Tuning out - this is very common and a way to avoid this is to ask questions to check you have heard correctly what they are saying, it could be that the conversation is full of a great deal of information that you are just not getting or you are into fantasy mode!
Advising - have you found yourself falling into the category of advising the other person with a whole load of solutions which can be helpful but can also detract from truly listening to what they are saying?
Walking away - 'talk to the hand!' or being in another room!
Getting into conflict - there is a cross between healthy conflict where you put forward what you think and feel and arguments where you feel your emotions increase and you stop listening to the other person.
Needing to win - check your intent - are you listening with respect to find out about the other person or are you needing to win?
Changing the subject - putting up counter arguments or blaming the other person. This could be there are areas you find uncomfortable and we have a tendancy to not want to hear negative feedback so we can go on a derail mission. (check out my blog on feedback that builds confidence).
People pleasing - rather than hearing the other person's concerns going into placate mode. This can be helpful if you need to apologise or change your behaviour but check your intent if it is to get the conversation over quickly with in order to watch the penalty shoot out!
In order to increase your skills to get heard and to hear others start to recognise when you are using active listening and when you are using blocks to listening. Check out over the next week which ones you are using and start to be an even more engaged, empathic listener. This in turns help to develop the listening skills of the other person so they hear you. It's a two way street.

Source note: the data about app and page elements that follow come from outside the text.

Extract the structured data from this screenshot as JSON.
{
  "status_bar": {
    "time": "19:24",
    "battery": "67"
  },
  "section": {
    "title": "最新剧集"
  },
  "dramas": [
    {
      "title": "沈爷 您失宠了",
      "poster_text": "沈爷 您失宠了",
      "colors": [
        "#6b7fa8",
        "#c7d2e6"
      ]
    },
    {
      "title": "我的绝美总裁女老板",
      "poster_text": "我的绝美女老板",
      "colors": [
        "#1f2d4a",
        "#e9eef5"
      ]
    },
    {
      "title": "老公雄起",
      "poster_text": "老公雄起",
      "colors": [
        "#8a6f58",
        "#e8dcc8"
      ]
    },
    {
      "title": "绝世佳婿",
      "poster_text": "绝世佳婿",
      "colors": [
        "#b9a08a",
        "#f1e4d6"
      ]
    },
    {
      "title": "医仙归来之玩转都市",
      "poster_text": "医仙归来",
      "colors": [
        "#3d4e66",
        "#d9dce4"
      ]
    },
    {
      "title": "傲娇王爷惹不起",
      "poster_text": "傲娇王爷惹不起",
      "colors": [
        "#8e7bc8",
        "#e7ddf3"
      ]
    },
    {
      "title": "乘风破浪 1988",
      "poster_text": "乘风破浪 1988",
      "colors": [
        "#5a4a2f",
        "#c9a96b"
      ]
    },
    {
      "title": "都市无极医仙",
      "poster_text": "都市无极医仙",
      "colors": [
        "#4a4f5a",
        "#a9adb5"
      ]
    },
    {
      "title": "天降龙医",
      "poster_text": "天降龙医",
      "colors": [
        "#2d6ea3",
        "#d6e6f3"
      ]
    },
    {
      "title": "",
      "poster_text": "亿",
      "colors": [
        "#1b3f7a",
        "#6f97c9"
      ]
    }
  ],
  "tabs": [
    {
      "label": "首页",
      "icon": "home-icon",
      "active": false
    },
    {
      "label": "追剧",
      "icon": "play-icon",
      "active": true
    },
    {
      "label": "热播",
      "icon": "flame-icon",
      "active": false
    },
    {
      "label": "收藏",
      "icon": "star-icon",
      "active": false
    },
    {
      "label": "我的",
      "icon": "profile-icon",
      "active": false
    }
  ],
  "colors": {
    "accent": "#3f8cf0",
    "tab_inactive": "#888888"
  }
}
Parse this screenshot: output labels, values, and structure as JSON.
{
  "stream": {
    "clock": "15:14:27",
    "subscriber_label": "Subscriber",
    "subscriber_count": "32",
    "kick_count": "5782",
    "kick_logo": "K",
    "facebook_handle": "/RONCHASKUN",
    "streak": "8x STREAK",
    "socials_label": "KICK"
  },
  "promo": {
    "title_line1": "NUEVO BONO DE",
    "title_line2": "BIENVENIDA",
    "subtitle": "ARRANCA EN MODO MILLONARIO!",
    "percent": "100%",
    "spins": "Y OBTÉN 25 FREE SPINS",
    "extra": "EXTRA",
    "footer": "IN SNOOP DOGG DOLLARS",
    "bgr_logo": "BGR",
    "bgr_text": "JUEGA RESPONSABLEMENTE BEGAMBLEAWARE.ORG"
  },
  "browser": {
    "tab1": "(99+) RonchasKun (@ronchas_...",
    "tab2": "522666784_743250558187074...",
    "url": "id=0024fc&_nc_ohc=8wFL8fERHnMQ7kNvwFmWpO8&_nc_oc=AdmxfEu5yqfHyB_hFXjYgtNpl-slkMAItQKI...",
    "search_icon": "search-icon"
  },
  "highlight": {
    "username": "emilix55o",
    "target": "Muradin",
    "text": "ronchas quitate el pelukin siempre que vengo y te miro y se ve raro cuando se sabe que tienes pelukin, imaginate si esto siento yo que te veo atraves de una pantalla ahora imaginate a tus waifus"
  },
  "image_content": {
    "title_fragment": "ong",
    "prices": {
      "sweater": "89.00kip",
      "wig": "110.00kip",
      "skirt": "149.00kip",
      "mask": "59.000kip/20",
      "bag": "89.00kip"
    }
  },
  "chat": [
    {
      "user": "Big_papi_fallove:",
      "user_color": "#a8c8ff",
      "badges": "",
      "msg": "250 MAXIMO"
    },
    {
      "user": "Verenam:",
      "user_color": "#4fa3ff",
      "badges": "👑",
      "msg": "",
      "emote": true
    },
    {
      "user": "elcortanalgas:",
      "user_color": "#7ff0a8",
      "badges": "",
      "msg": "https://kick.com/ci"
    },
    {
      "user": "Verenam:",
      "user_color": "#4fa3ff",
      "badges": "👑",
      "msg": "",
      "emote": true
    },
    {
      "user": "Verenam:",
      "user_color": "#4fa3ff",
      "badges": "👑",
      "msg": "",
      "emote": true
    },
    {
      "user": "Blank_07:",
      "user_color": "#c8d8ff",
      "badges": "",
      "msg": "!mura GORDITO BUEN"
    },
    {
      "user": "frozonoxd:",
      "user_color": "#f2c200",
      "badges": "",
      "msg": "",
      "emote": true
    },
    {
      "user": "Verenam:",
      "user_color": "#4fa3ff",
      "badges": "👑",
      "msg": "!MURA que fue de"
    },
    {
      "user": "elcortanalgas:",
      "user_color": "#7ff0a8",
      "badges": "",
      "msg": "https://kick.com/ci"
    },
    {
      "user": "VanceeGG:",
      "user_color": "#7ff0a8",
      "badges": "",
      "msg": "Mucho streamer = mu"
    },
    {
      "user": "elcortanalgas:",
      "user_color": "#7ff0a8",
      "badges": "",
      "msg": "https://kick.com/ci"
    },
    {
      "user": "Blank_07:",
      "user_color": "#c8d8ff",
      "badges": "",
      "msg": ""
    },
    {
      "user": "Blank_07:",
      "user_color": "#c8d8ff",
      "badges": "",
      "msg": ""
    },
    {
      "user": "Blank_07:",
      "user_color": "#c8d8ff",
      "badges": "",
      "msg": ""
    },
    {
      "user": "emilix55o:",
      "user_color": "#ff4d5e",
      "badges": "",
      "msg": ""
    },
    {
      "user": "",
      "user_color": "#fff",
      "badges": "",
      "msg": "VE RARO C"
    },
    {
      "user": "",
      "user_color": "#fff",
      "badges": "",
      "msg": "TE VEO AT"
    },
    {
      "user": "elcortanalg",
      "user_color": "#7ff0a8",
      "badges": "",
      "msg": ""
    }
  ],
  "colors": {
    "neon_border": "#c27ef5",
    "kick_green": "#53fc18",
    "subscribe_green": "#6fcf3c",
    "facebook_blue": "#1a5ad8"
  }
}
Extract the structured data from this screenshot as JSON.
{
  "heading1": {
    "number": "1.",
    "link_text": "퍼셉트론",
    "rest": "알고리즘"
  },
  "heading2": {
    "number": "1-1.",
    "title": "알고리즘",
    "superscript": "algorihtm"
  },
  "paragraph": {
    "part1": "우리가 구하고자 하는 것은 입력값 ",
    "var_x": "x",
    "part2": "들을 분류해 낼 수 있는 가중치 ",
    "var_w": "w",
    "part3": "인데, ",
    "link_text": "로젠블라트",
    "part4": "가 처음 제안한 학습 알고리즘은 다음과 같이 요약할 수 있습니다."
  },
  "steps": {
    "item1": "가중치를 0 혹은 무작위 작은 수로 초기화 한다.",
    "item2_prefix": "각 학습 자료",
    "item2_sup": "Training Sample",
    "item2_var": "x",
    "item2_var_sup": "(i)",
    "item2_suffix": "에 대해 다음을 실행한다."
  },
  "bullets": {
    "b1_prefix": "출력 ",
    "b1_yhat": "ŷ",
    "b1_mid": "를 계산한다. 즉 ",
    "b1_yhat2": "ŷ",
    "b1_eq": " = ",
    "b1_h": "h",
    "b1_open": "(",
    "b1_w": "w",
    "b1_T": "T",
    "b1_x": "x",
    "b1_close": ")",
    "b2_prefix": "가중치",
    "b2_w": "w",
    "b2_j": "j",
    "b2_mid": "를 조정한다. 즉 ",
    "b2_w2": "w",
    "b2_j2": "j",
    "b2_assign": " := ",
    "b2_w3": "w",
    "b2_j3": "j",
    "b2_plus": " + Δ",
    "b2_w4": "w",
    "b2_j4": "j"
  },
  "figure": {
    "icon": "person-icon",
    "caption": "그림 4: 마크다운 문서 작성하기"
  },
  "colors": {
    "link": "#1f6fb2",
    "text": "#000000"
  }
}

If you find that this article has got you thinking and you wish to develop your interpersonal skills in listening or in other areas for your personal or professional life please get in touch. I offer a free 20 mins phone consultation.